I am having fun doing some learning and being able to access it on my laptop is much more natural. I think I’ll be able to find more pockets of time including in hotel rooms now that I don’t have to carry all the peripherals. The RPi and a short ethernet cable are all I need.


Running Pi On My Mac

I’ve fiddled around a bit with my Raspberry Pi in the past but wanted to be able to run it using my laptop rather than having all the parts (monitor, keyboard, and mouse) cluttering up my workspace. Yesterday, in between Spring cleanup and gardening, I managed to get it to work. It took several chunks of time: I would work on it, get to a stopping place of either a roadblock or success, go outside and play in the dirt, then return with renewed energy.

I knew I wanted to do it via Ethernet as that way I could do demos without having to worry about connecting over wireless networks. And the two devices had to be connected to each other rather than through a router for the same reason.

There was a lot of trial and error but by last evening, I was playing with python via my mac. The steps below are NOT in the order I did them, and I wasted a whole block of time trying to get a small screen I have to display before giving in and setting up the RPi workstation. (The screen issues had to do with the screen and not the RPi.)

I tried the first option here and that at least got me as far as discovering and setting network addresses on the two devices. But, as the site points out, without having a keyboard and display, it’s tough to test. Once I gave in to setting up the workstation, I was able to have both devices talk to each other through ping pretty quickly.

I installed a VNC server via this Instructables site. The comments led me to the X11vnc as well as the missing code in the original directions. I figured I had to get X11vnc to autostart so I followed these directions. I never did get autostart to work, but the other issue that stumped me for a bit was the fact that I had to login to the RPi after start up before I could view it on my laptop, and I wasn’t sure how to do that without having the RPi plugged into its own desktop peripherals. I followed some directions for auto login but that seemed to take away my root abilities.  This was the point where I had to do some backing out, unediting a few files.

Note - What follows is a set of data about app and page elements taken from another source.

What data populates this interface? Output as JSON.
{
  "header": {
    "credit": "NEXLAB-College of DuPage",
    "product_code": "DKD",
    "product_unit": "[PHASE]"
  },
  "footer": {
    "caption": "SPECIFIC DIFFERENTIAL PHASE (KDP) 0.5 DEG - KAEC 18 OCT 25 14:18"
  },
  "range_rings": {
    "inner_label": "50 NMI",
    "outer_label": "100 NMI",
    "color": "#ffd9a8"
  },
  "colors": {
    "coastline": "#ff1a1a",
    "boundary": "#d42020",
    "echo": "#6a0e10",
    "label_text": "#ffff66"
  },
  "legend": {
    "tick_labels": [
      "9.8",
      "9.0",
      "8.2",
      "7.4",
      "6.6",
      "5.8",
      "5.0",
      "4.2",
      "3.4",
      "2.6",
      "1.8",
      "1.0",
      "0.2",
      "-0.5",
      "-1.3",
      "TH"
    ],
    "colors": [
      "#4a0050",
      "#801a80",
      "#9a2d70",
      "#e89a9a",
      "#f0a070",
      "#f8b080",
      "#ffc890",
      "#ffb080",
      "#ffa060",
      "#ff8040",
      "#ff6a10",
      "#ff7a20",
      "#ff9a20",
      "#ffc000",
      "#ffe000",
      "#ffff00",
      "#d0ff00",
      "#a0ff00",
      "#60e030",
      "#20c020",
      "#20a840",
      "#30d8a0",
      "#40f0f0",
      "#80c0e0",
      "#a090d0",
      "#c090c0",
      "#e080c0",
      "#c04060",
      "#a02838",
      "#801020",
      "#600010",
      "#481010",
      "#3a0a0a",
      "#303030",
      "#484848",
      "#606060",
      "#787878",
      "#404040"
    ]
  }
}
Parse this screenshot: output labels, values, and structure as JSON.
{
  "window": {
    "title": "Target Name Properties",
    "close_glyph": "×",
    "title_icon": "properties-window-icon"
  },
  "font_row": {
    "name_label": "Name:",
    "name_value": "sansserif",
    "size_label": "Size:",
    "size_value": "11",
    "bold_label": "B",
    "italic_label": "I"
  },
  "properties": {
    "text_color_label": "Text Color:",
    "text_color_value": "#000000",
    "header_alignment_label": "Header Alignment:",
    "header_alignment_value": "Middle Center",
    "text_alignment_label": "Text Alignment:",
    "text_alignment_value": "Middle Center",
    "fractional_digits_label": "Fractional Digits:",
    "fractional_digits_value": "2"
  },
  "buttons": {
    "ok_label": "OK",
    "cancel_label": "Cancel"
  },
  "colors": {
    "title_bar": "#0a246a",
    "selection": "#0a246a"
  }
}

Finally, just as I was thinking it would have to wait for another day, I found this site by using the keyword “headless.” I had done a lot of the directions, but it was the ssh part that I hadn’t quite figured out. Worked wonderfully and left me wondering how much time I might have saved had I found this site first. But, I also learned a lot through the trial and error, getting comfortable with terminal windows and linux commands so it wasn’t a complete waste of time.

Now, I use the terminal window on my Mac to ssh into the RPi. I start up the X11vnc server, start up the the RPi graphical user interface and then use VNC to interact with it since I get an error message when I try to connect via the server command on my Mac.

Lessons learned? The Internet has a wealth of information and I am grateful to everyone who posted all the links above. However, it was not always exactly what I wanted or needed so I had to pick up bits and pieces from here and there. I did things that needed to be undone so a little ongoing documentation helped. (I have a paper journal where I can jot short term notes.) Finally, as always, knowing the language of the project helps to choose the right keywords.


Ozobot Out of the Box

I finally put “robots” on the top of the to do list for the weekend. Opened up the Ozobot Bit, did a little reading, and started drawing.

I started pretty simple with changing the speed. It slowed down correctly and made the left turn, but the turbo boost color combo didn’t do what I expected:


Exit Instead of Turbo from Karen Richardson on Vimeo.

I was also having trouble getting it to do U turns.

A little troubleshooting and I discovered that the blue marker I was using was too dark so the Ozobot couldn’t distinguish it from the black. Here it is hitting the turbo boost and then doing the Win/Exit dance:

Turbo Plus Win/Exit from Karen Richardson on Vimeo.

Here’s the U turn. The light blue color makes everything work perfectly:

A Working U Turn from Karen Richardson on Vimeo.